Former speakers have included Tony Doerr, Lance Olsen, and Alan Heathcock. Past participants who are now published authors include Gretchen Anderson and AK Turner.
Registration details will be added to this site as soon as possible.
DEAD WOMEN WRITERS
Immediate Release: April 17, 2012
Contact: Elaine Ambrose, Author/Owner of Mill Park Publishing
Boise, ID: Idaho authors Elaine Ambrose and AK Turner share their talents for storytelling in a sassy new book about 16 famous dead women writers. The Premiere Party for DRINKING WITH DEAD WOMEN WRITERS is Saturday, May 12 from 3:00 – 6:00 pm at Asiago’s Wine Bar, 1002 Main in Boise.
Most early female writers used pen names because women weren’t regarded as competent writers. Margaret Mitchell wrote only one published novel in her lifetime, but Gone with the Wind won the Pulitzer Prize for Fiction in 1937 and sold more than 30 million copies. Emily Dickinson was so paranoid that she only spoke to people from behind a door. Carson McCullers wrote The Heart Is a Lonely Hunter at age 22. Her husband wanted them to commit suicide in the French countryside, but she refused. Ambrose and Turner explore these and other intriguing facts about the most famous women in literary history.

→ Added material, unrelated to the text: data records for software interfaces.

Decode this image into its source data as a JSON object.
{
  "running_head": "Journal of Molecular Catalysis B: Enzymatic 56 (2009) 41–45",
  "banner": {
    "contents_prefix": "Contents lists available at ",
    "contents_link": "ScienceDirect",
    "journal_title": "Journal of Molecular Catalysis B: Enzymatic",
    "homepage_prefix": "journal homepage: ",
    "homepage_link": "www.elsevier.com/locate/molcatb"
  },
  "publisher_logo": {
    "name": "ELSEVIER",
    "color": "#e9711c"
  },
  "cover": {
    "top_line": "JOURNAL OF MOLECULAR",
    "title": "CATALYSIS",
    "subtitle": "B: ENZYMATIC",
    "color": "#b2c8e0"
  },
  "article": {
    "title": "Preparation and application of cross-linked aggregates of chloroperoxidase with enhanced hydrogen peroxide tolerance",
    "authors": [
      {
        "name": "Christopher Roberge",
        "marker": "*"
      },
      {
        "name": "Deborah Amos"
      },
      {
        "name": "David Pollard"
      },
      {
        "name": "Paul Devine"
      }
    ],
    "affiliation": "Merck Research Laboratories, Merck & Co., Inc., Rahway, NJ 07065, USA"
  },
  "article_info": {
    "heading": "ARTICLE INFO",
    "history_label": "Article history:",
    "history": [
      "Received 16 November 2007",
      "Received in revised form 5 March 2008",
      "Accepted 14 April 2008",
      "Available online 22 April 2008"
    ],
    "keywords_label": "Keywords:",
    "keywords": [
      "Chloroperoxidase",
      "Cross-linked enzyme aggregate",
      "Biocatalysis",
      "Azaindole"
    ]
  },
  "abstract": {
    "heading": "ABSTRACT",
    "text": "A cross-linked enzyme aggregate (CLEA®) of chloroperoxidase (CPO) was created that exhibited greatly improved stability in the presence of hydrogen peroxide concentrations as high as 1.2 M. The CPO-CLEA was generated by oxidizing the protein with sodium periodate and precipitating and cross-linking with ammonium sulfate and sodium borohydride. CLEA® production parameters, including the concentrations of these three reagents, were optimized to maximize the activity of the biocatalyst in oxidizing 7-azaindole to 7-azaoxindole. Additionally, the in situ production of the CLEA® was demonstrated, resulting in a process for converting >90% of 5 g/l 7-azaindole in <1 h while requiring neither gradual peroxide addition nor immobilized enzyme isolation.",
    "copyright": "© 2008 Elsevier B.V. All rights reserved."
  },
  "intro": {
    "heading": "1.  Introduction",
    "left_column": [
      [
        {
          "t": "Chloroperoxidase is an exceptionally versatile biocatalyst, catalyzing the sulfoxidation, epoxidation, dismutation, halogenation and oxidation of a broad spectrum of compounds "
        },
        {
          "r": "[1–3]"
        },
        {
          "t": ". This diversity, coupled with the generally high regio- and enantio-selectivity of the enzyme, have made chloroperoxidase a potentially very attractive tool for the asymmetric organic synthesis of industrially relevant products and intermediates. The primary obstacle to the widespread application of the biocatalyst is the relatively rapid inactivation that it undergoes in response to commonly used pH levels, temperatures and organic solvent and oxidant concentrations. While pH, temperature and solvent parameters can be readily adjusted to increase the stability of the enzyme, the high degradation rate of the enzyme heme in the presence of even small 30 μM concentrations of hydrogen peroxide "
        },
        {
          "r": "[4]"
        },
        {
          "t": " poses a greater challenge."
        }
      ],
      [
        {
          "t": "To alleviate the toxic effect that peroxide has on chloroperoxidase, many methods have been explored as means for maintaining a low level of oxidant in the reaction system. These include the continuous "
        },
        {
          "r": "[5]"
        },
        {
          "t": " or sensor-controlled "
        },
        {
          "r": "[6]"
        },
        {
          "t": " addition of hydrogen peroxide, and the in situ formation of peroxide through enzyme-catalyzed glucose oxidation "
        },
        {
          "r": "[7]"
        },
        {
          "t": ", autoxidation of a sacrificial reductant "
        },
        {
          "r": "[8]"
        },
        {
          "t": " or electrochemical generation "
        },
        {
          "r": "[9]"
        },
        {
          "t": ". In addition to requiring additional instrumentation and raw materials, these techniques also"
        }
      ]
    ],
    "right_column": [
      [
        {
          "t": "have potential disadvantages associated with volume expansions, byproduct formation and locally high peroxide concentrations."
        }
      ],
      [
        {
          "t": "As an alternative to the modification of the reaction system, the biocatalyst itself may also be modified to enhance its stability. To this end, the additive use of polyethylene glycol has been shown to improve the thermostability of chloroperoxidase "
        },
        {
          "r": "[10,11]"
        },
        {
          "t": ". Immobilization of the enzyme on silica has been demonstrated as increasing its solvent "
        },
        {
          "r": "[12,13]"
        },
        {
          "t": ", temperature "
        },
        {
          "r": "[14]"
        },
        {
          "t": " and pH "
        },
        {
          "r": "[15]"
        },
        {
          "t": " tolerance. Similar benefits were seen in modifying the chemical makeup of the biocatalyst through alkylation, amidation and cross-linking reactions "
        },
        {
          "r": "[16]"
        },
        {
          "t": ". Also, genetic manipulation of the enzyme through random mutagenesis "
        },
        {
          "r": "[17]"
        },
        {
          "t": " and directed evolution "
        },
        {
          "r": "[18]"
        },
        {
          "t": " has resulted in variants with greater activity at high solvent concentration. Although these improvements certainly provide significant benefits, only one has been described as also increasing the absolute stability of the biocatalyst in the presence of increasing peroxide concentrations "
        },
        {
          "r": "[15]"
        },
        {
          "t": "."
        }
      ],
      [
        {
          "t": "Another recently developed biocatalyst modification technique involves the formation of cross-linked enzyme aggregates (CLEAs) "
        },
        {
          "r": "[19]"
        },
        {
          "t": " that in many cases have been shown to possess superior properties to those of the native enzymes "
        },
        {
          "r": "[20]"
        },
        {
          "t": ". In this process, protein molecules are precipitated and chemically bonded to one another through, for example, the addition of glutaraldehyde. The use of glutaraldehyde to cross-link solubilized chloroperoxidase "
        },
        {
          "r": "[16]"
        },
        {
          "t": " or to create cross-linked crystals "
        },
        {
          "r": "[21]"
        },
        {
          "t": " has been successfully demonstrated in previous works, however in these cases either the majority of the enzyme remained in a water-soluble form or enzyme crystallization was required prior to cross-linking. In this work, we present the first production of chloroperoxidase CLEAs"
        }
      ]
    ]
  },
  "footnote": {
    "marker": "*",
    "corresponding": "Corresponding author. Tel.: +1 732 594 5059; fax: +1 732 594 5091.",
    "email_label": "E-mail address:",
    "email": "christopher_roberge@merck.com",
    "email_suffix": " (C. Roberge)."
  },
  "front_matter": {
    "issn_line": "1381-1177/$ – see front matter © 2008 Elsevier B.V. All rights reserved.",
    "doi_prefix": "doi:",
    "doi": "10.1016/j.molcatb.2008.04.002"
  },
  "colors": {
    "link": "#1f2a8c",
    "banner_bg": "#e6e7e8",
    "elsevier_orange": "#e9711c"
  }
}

“I was completely enthralled by DRINKING
WITH DEAD WOMEN WRITERS, as Elaine Ambrose and AK Turner took turns in a fantastical romp through literature and drink, tossing back cocktails with some of the greatest female voices in literary history, cracking wise, prodding for answers to insightful questions, allowing us to know these writers and their minds in essays both hilarious and thoughtful. A rare mix of cleverness and intellect, and a total blast to read.”
-- Alan Heathcock, award winning author of VOLT
Ambrose is the author of Menopause Sucks and an author of five other books. Her short stories and feature articles appear in several anthologies and magazines. Turner is the creator of “The Writers’ Block” on Radio Boise. She writes a humor column for the Boise City Revue and served as a Writer-in-Residence. The book is published by Mill Park Publishing.
Mill Park Publishing is a sponsor of the Idaho Writers & Readers Rendezvous on May 3-5 at The Centre in Boise. Other sponsors include The Idaho Writers Guild and The BSU Story Initiative.
MPP owner Elaine Ambrose will speak on a panel for "Small Press" on Friday, May 4. On Saturday, Elaine will moderate a panel titled "Publishing Today." Elaine also will judge entries in the fiction competition. Of course, she'll also be an eager and borderline-obnoxious participant in the evening's festivities. Why don't you join us?
Find registration information at www.idahowritersrendezvous.com
Cowboy Poet Ernie Sites brought his energy, humor, and talent to Boise over the weekend,
and Mill Park Publishing sponsored his workshop titled “Writing the Songs of the West.” Participants were entertained and enlightened as he discussed the various ways to write and recite
poetry. He added some lively guitar playing to demonstrate how he turns his stories into songs.
For one exercise, he showed the group various western paintings: agitated horses in a corral, a medicine woman, a Conestoga wagon crossing a river. Then he allowed 15 minutes for the attendees to write a poem. We all were amazed as each one stood to recite her or his poetry. Clearly, the assignment sparked some creative writing within the group.
Ernie instructed us to use free verse or rhyme, and I chose to write a poem about the
river crossing. I wrote in iambic tetrameter, a style I have used since my high
schools days (which happened about the same time as the wagon trains coming
west on the Oregon Trail.) Here’s my poem:
The raging river shoved the wagon.
Pa yelled at us to hang on tight
but Samuel fell into the water.
He screamed and then slipped out of sight.
My mama held the baby close
and glared at Pa to save their child
but he was struggling with the horses
to get across the river wild.
We reached the bank, he jumped back in
but all he found was Samuel’s shirt.
My mama didn’t smile for years
‘cause life was hard, and she was hurt.